I love fantasy football even though it can never love me; not being a person or even Richard Dawkins. I love fantasy football, even though I am not good at it. I have won a league regular season, but never the championship. I do not stink, no Jerry Jones I, but I am no Ted Thompson, more a Bart Starr as GM: a good man out of his depth.
I don’t love Thucydides even though as a soul created in God’s image he might be able to love me. I don’t love his book, even though I have learned and grown as a result of reading it. I am no Victor Davis Hanson, but I can still get lessons from this great, though difficult book.
Fantasy football, like Thucydides’ Peloponnesian War, comes hard to me and has taught me several of the same lessons. As a writer Thucydides is as cruel as picking Aaron Rodgers last year: brilliant in places, but an absent genius for long stretches of time. Still when it comes to the fall of Empires and men Thucydides is a great teacher and his messages have been confirmed in the failure of every one of my fantasy teams.
Experts are often wrong.
Thucydides’ experts keeps expecting the rapid end of Athens, but Athens keeps coming back. In the same way, fantasy football experts tell me that obscure Saints receivers are worth a start. We should listen to experts, but not slavishly obey them, especially when experience shows that we are in a unique situation.
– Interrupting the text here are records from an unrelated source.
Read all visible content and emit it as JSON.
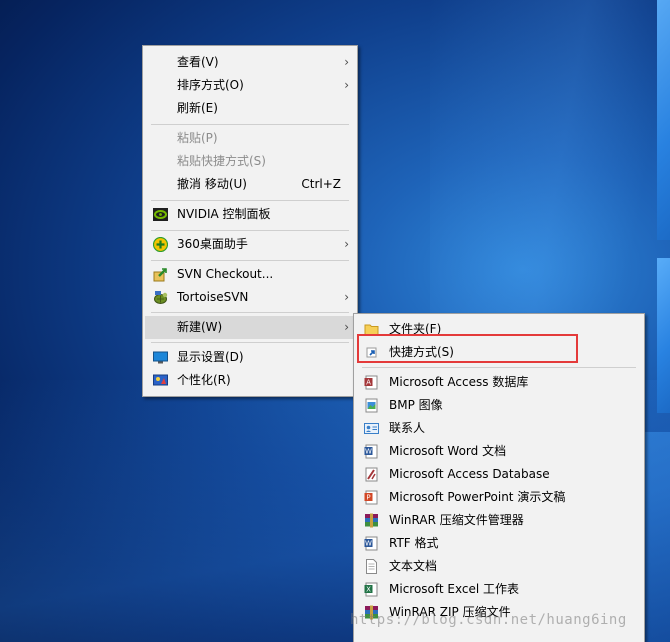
{
  "context_menu": {
    "items": [
      {
        "label": "查看(V)",
        "has_submenu": true
      },
      {
        "label": "排序方式(O)",
        "has_submenu": true
      },
      {
        "label": "刷新(E)"
      },
      {
        "label": "粘贴(P)",
        "disabled": true
      },
      {
        "label": "粘贴快捷方式(S)",
        "disabled": true
      },
      {
        "label": "撤消 移动(U)",
        "shortcut": "Ctrl+Z"
      },
      {
        "label": "NVIDIA 控制面板",
        "icon": "nvidia-icon"
      },
      {
        "label": "360桌面助手",
        "icon": "360-icon",
        "has_submenu": true
      },
      {
        "label": "SVN Checkout...",
        "icon": "svn-checkout-icon"
      },
      {
        "label": "TortoiseSVN",
        "icon": "tortoisesvn-icon",
        "has_submenu": true
      },
      {
        "label": "新建(W)",
        "has_submenu": true,
        "highlighted": true
      },
      {
        "label": "显示设置(D)",
        "icon": "display-settings-icon"
      },
      {
        "label": "个性化(R)",
        "icon": "personalize-icon"
      }
    ],
    "arrow_glyph": "›"
  },
  "new_submenu": {
    "items": [
      {
        "label": "文件夹(F)",
        "icon": "folder-icon"
      },
      {
        "label": "快捷方式(S)",
        "icon": "shortcut-icon"
      },
      {
        "label": "Microsoft Access 数据库",
        "icon": "access-icon"
      },
      {
        "label": "BMP 图像",
        "icon": "bmp-icon"
      },
      {
        "label": "联系人",
        "icon": "contact-icon"
      },
      {
        "label": "Microsoft Word 文档",
        "icon": "word-icon"
      },
      {
        "label": "Microsoft Access Database",
        "icon": "access-db-icon"
      },
      {
        "label": "Microsoft PowerPoint 演示文稿",
        "icon": "powerpoint-icon"
      },
      {
        "label": "WinRAR 压缩文件管理器",
        "icon": "winrar-icon"
      },
      {
        "label": "RTF 格式",
        "icon": "rtf-icon"
      },
      {
        "label": "文本文档",
        "icon": "text-document-icon"
      },
      {
        "label": "Microsoft Excel 工作表",
        "icon": "excel-icon"
      },
      {
        "label": "WinRAR ZIP 压缩文件",
        "icon": "winrar-zip-icon"
      }
    ]
  },
  "highlight_color": "#e43a3a",
  "watermark": "https://blog.csdn.net/huang6ing"
}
The voice of the people is not the voice of God.
Thucydides was not very religious: he prefered natural explanations to religious ones. Yet the Spartans, the ones who will not attack in a holy month or when an oracle speaks, win the war. The Athenians more consistently treat the voice of the people as the voice of God and the Athenians lose. The “people” decide opening a second front, the equivalent of Princess Bride’s land war in Asia, is a great idea.
It was not.
In the same way in every draft there is some player that everyone decides is the sleeper of the draft, Jay Cutler call your agent, only to make those of us who believe in democracy ashamed. The people often vote for last year’s production forgetting that last year is over: what have you done for me lately Julio Jones?
A good start is not the same as a good finish.
Athens had the war won. Pericles, the Vince Lombardi of democratic Athens, had the right strategy and despite setbacks (including his untimely death!) Athens won the first half. Sadly, there was a second half. Many a fantasy season I have triumphed through the first part of the season only to have injuries, a bye week, or simply forgetting to change my lineup wreck my season. I got nothing for winning my regular season and losing the playoffs.
Sometimes you can control when you quit: see Athens. Sometimes you cannot: see my fantasy season. Quitting while you are ahead is a great idea: ask Nicias or Favre.
What was to be done with Alcibiades, the Athenian with the most talent, but the least character? The Athenians kept trying to make something good of him, but they were burned as fiercely as the fantasy player staking his season on the player most likely to be suspended for violating the league drug policy.
The Persians like the Commissioner of the NFL does not care who wins as long as the game continues.
Both Athens and Sparta made the same mistake in the War: thinking Persia wanted either side to win. The Persians quite sensibly hated all Greeks and were rooting for an endless and bloody draw. In the same way, each year the Commissioner plots to balance competition. The rich are given the lowest draft picks and the poor are rewarded with soft schedules.
And yet . . .
Some teams, the Browns, are like Argos: they cannot fail to fail.
Every year a new savior arrives in Cleveland, but like the Argives facing a chance to control the Peloponnese opportunity will be lost.
Always control the water just as you should always control the line of scrimmage.
Let someone else pass on running backs: the best back, Adrian Peterson in his prime, is worth the first pick. If you can run in fantasy football, you can play. In the same way, if you can ship your goods, you can win a war. Mitt Romney understood this and our President does not seem to get this, but Mitt Romney forgot another lesson.
You cannot lead if you cannot get popular support.
Mitt Romney was entirely ready to be an oligarch, a fine leader of an unelected group of wise men. Sadly for him, he forgot he lives in a Republic and needed a few more votes to get to be right. In the same way, good leaders with bad social skills ended up dead or wishing to be dead in the Peloponnesian War, since even defeating the Persians and saving Greece often left people more suspicious than grateful.
Nothing is punished more quickly than success in a dysfunctional state.
And it is here we see how games like fantasy football are not like war or life: winners are rewarded in the NFL and often fail in politics. Just as death in warfare is more final than losing the Super Bowl, there is no next year, so making a mistake in a war against a determined foe can be fatal.
War is really nothing like fantasy football.
Athens lost and a grand experiment that produced the Parthenon, theater, and Plato ended. If the Packers lose, Green Bay will not be sacked by Spartans, not even Bear’s fans are so wicked.
As our global war on terror continues into another decade, this lesson is worth remembering.